### WHAT TO WORK ON
Copy every line of the entries that includes the word "label".

### INFORMATION SHOWN
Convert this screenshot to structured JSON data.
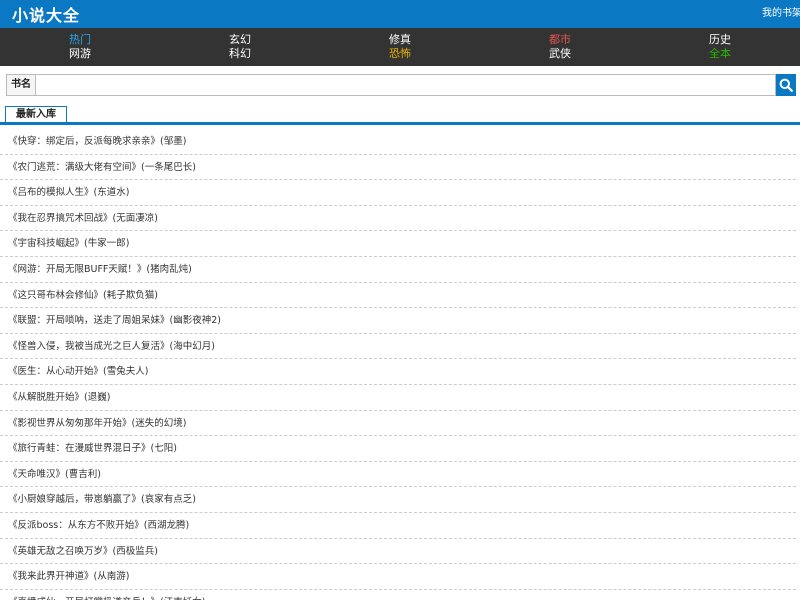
{
  "header": {
    "logo": "小说大全",
    "my_shelf": "我的书架"
  },
  "colors": {
    "brand_blue": "#0b78c4",
    "nav_bg": "#333333",
    "hot": "#2aa6e8",
    "city": "#e2574c",
    "horror": "#e8b000",
    "complete": "#2db400"
  },
  "nav": {
    "columns": [
      {
        "top": {
          "label": "热门",
          "color": "#2aa6e8"
        },
        "bottom": {
          "label": "网游",
          "color": "#ffffff"
        }
      },
      {
        "top": {
          "label": "玄幻",
          "color": "#ffffff"
        },
        "bottom": {
          "label": "科幻",
          "color": "#ffffff"
        }
      },
      {
        "top": {
          "label": "修真",
          "color": "#ffffff"
        },
        "bottom": {
          "label": "恐怖",
          "color": "#e8b000"
        }
      },
      {
        "top": {
          "label": "都市",
          "color": "#e2574c"
        },
        "bottom": {
          "label": "武侠",
          "color": "#ffffff"
        }
      },
      {
        "top": {
          "label": "历史",
          "color": "#ffffff"
        },
        "bottom": {
          "label": "全本",
          "color": "#2db400"
        }
      }
    ]
  },
  "search": {
    "label": "书名",
    "value": "",
    "placeholder": "",
    "icon": "search-icon"
  },
  "section": {
    "title": "最新入库"
  },
  "books": [
    "《快穿：绑定后，反派每晚求亲亲》(邹墨)",
    "《农门逃荒：满级大佬有空间》(一条尾巴长)",
    "《吕布的模拟人生》(东道水)",
    "《我在忍界搞咒术回战》(无面凄凉)",
    "《宇宙科技崛起》(牛家一郎)",
    "《网游：开局无限BUFF天赋！》(猪肉乱炖)",
    "《这只哥布林会修仙》(耗子欺负猫)",
    "《联盟：开局唢呐，送走了周姐呆妹》(幽影夜神2)",
    "《怪兽入侵，我被当成光之巨人复活》(海中幻月)",
    "《医生：从心动开始》(雪兔夫人)",
    "《从解脱胜开始》(退巍)",
    "《影视世界从匆匆那年开始》(迷失的幻境)",
    "《旅行青蛙：在漫威世界混日子》(七阳)",
    "《天命唯汉》(曹吉利)",
    "《小厨娘穿越后，带崽躺赢了》(哀家有点乏)",
    "《反派boss：从东方不败开始》(西湖龙腾)",
    "《英雄无敌之召唤万岁》(西极监兵)",
    "《我来此界开神道》(从南游)",
    "《直播成仙，开局打赏极道帝兵！》(江南妖女)"
  ]
}
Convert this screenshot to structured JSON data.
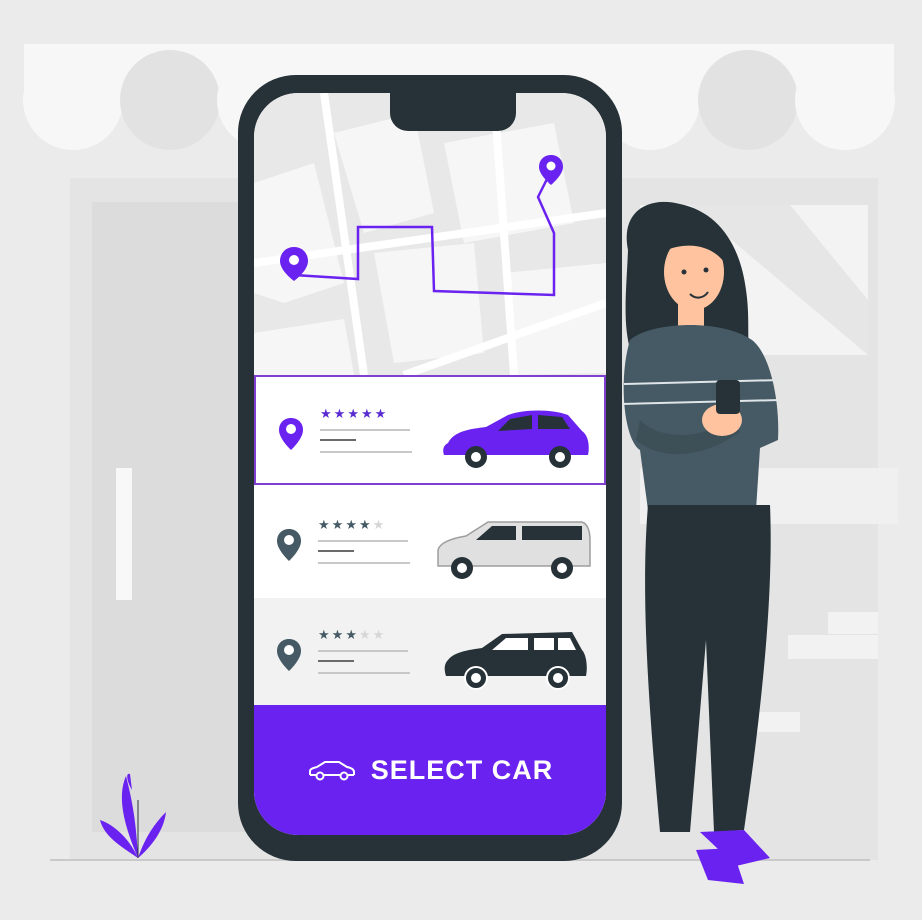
{
  "colors": {
    "accent": "#6a22f0",
    "accent_dark": "#5a2bd1",
    "phone_frame": "#263238",
    "background": "#ebebeb"
  },
  "map": {
    "icons": [
      "start-pin-icon",
      "destination-pin-icon",
      "route-line"
    ]
  },
  "car_options": [
    {
      "name": "suv",
      "rating": 5,
      "max_rating": 5,
      "selected": true,
      "color": "#6a22f0",
      "icon": "suv-car-icon"
    },
    {
      "name": "van",
      "rating": 4,
      "max_rating": 5,
      "selected": false,
      "color": "#e0e0e0",
      "icon": "van-car-icon"
    },
    {
      "name": "jeep",
      "rating": 3,
      "max_rating": 5,
      "selected": false,
      "color": "#263238",
      "icon": "jeep-car-icon"
    }
  ],
  "select_button": {
    "label": "SELECT CAR",
    "icon": "car-outline-icon"
  }
}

### EXERCISE RESPONSE
          "label": "热门",
          "label": "网游",
          "label": "玄幻",
          "label": "科幻",
          "label": "修真",
          "label": "恐怖",
          "label": "都市",
          "label": "武侠",
          "label": "历史",
          "label": "全本",
    "label": "书名",
    "label": "SELECT CAR",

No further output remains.